Koetsier dissented from that stance, saying that sometimes pitchers can get lucky. “I think that to get tech press you need to be annoying, you need to be good and you need to be lucky,” he said. “Facebook or Twitter sneeze or fart and they’re in the news, while somebody else has to save 10 million people from dying from cancer. We get a lot of pitches and sometimes you’re going to get lucky.”
MacMillan said that the best way to get press coverage is through a genuine relationship. It’s not always easy to automatically befriend someone you’ve never met, but it never hurts offering someone a coffee. “Starting to develop a real person-to-person relationship should be your priority if you’re trying to get coverage, over any transactional story or article,” said MacMillan. “The first thing that has to happen is you have to get to know a journalist and you have to get to know what they write about, what their editor cares about and what their readers care about.”
As for no-no’s, these sentence sorcerers warned that pitching the same story to multiple journalists at the same outlet may be annoying.

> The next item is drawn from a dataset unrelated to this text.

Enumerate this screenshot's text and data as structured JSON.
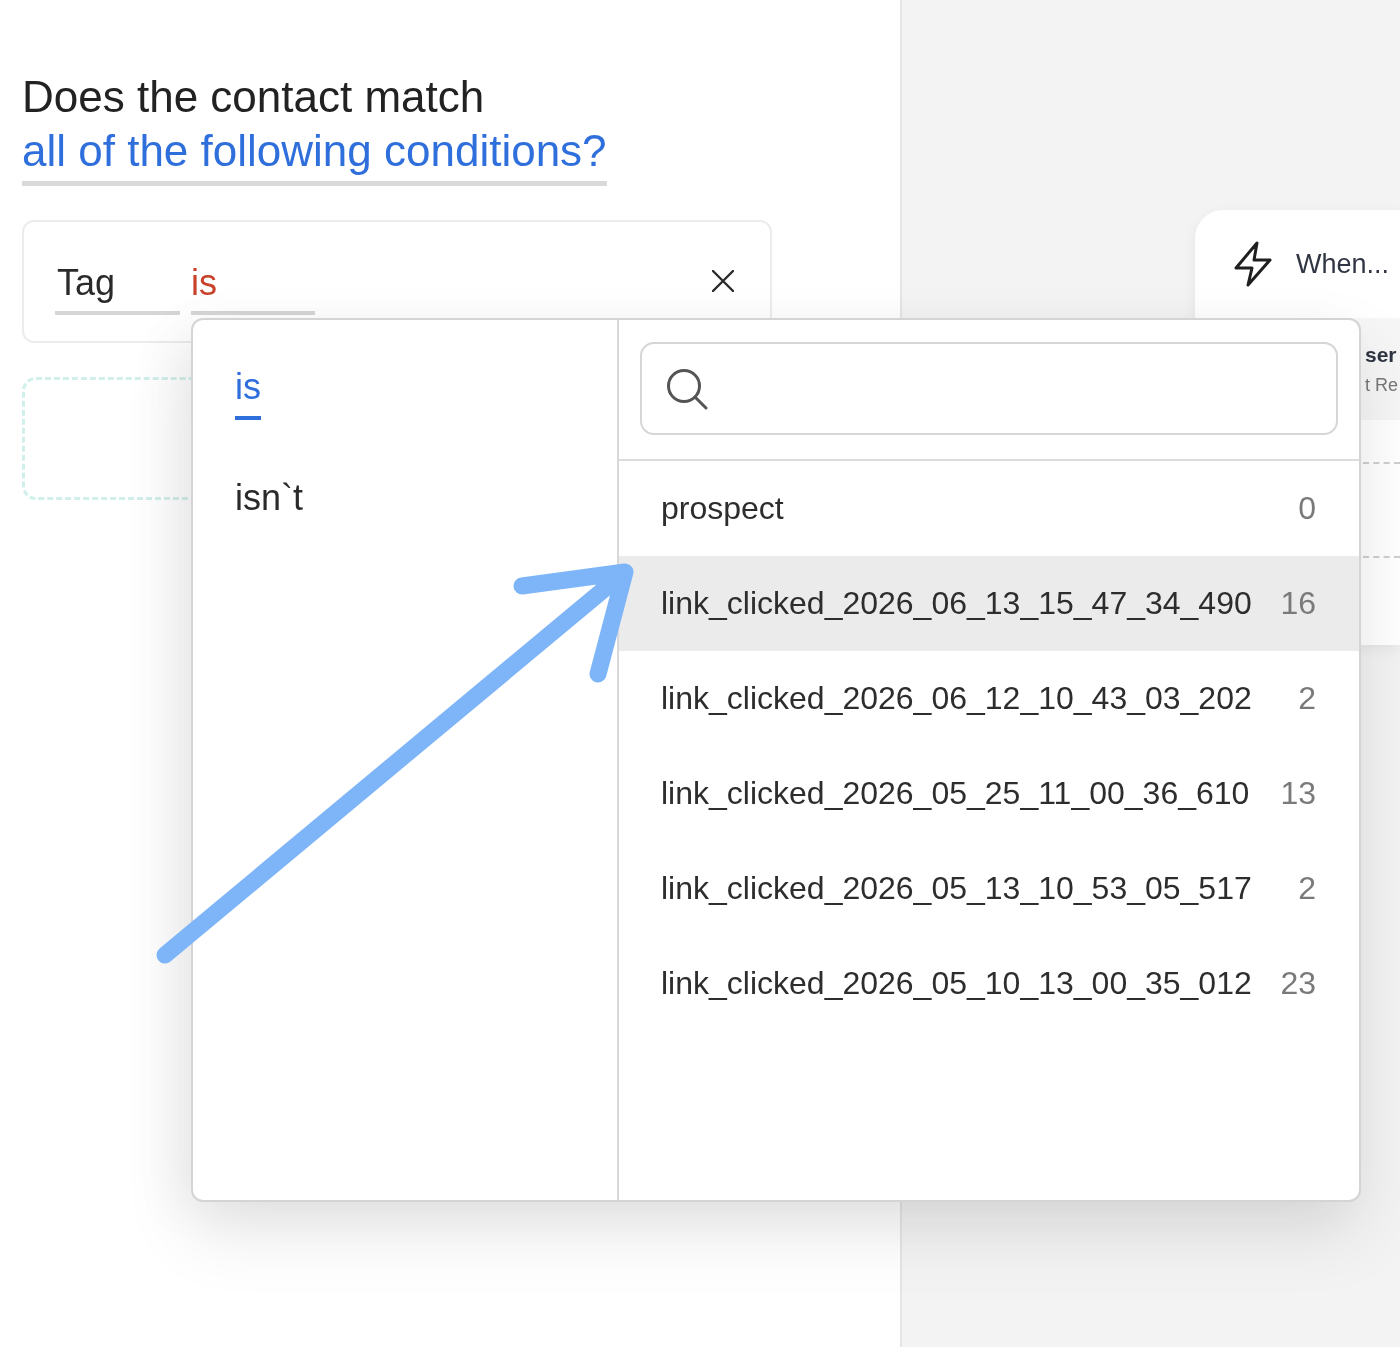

Especially if two writers are unknowingly working on the same story. Highering a PR firm can work, but only if members of that firm have built up solid relationships over time with writers. Other than that, the panelists seemed to agree that the PR industry is fuelling a lot of filler tech content.
When asked for final comments, the reporters simply told the crowd that they’ll write stories that are interesting. “If you’re building something cool chances are we’ll write about it,” said MacMillan. Lardinois assured that “If your product is interesting we’ll write about it.”
As Wayne Gretzky once said, you miss 100% of the shots you don’t take. Koetsier may have echoed these sentiments. “Ask. Talk to us on twitter, talk to us elsewhere, send an email, try the phone call, whatever,” he said. “As long as you’re nice, you can be persistent and even annoying and get my attention.”